Please reproduce all of the lines below, word for word and in full.
+++++
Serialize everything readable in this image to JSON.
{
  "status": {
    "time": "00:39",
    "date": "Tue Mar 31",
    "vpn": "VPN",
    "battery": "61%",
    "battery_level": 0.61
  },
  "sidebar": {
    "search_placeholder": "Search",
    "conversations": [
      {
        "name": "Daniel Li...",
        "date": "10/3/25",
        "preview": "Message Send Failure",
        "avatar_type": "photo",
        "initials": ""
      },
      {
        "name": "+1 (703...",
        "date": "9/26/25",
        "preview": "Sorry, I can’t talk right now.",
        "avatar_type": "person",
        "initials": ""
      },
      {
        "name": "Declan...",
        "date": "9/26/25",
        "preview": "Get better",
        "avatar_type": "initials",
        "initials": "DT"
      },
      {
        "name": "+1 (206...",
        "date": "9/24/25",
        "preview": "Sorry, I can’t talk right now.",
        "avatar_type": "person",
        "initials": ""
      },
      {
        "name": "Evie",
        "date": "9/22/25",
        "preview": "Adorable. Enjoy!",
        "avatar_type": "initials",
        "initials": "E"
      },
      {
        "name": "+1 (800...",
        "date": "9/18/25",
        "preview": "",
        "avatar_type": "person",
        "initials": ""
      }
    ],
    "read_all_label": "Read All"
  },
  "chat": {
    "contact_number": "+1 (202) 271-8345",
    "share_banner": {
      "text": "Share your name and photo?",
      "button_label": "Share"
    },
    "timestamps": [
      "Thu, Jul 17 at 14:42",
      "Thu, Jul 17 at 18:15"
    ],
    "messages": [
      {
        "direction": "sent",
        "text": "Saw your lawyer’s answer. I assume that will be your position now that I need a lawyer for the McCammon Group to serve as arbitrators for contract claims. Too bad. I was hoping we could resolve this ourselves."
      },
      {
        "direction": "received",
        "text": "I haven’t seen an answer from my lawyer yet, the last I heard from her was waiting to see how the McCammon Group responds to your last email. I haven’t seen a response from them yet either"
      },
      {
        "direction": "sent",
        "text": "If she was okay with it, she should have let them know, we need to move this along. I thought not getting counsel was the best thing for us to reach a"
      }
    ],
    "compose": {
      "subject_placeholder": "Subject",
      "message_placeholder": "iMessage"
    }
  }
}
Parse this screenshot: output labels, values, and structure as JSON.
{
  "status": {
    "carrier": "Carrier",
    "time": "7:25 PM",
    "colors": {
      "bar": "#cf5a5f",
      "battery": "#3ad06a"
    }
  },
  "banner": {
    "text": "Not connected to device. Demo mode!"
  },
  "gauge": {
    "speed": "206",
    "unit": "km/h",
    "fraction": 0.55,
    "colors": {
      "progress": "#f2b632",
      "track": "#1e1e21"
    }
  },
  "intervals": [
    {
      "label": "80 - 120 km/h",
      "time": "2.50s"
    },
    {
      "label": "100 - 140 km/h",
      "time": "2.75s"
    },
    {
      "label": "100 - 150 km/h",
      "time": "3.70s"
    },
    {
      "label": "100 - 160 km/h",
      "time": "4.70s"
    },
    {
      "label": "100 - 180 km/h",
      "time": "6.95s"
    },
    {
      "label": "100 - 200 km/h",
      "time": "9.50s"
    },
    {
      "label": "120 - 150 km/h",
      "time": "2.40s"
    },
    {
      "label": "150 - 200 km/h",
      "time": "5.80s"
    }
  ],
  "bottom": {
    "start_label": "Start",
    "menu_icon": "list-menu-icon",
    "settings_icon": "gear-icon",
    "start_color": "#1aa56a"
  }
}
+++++
**Problem solution:**
Serialize everything readable in this image to JSON.
{
  "status": {
    "time": "00:39",
    "date": "Tue Mar 31",
    "vpn": "VPN",
    "battery": "61%",
    "battery_level": 0.61
  },
  "sidebar": {
    "search_placeholder": "Search",
    "conversations": [
      {
        "name": "Daniel Li...",
        "date": "10/3/25",
        "preview": "Message Send Failure",
        "avatar_type": "photo",
        "initials": ""
      },
      {
        "name": "+1 (703...",
        "date": "9/26/25",
        "preview": "Sorry, I can’t talk right now.",
        "avatar_type": "person",
        "initials": ""
      },
      {
        "name": "Declan...",
        "date": "9/26/25",
        "preview": "Get better",
        "avatar_type": "initials",
        "initials": "DT"
      },
      {
        "name": "+1 (206...",
        "date": "9/24/25",
        "preview": "Sorry, I can’t talk right now.",
        "avatar_type": "person",
        "initials": ""
      },
      {
        "name": "Evie",
        "date": "9/22/25",
        "preview": "Adorable. Enjoy!",
        "avatar_type": "initials",
        "initials": "E"
      },
      {
        "name": "+1 (800...",
        "date": "9/18/25",
        "preview": "",
        "avatar_type": "person",
        "initials": ""
      }
    ],
    "read_all_label": "Read All"
  },
  "chat": {
    "contact_number": "+1 (202) 271-8345",
    "share_banner": {
      "text": "Share your name and photo?",
      "button_label": "Share"
    },
    "timestamps": [
      "Thu, Jul 17 at 14:42",
      "Thu, Jul 17 at 18:15"
    ],
    "messages": [
      {
        "direction": "sent",
        "text": "Saw your lawyer’s answer. I assume that will be your position now that I need a lawyer for the McCammon Group to serve as arbitrators for contract claims. Too bad. I was hoping we could resolve this ourselves."
      },
      {
        "direction": "received",
        "text": "I haven’t seen an answer from my lawyer yet, the last I heard from her was waiting to see how the McCammon Group responds to your last email. I haven’t seen a response from them yet either"
      },
      {
        "direction": "sent",
        "text": "If she was okay with it, she should have let them know, we need to move this along. I thought not getting counsel was the best thing for us to reach a"
      }
    ],
    "compose": {
      "subject_placeholder": "Subject",
      "message_placeholder": "iMessage"
    }
  }
}
Parse this screenshot: output labels, values, and structure as JSON.
{
  "status": {
    "carrier": "Carrier",
    "time": "7:25 PM",
    "colors": {
      "bar": "#cf5a5f",
      "battery": "#3ad06a"
    }
  },
  "banner": {
    "text": "Not connected to device. Demo mode!"
  },
  "gauge": {
    "speed": "206",
    "unit": "km/h",
    "fraction": 0.55,
    "colors": {
      "progress": "#f2b632",
      "track": "#1e1e21"
    }
  },
  "intervals": [
    {
      "label": "80 - 120 km/h",
      "time": "2.50s"
    },
    {
      "label": "100 - 140 km/h",
      "time": "2.75s"
    },
    {
      "label": "100 - 150 km/h",
      "time": "3.70s"
    },
    {
      "label": "100 - 160 km/h",
      "time": "4.70s"
    },
    {
      "label": "100 - 180 km/h",
      "time": "6.95s"
    },
    {
      "label": "100 - 200 km/h",
      "time": "9.50s"
    },
    {
      "label": "120 - 150 km/h",
      "time": "2.40s"
    },
    {
      "label": "150 - 200 km/h",
      "time": "5.80s"
    }
  ],
  "bottom": {
    "start_label": "Start",
    "menu_icon": "list-menu-icon",
    "settings_icon": "gear-icon",
    "start_color": "#1aa56a"
  }
}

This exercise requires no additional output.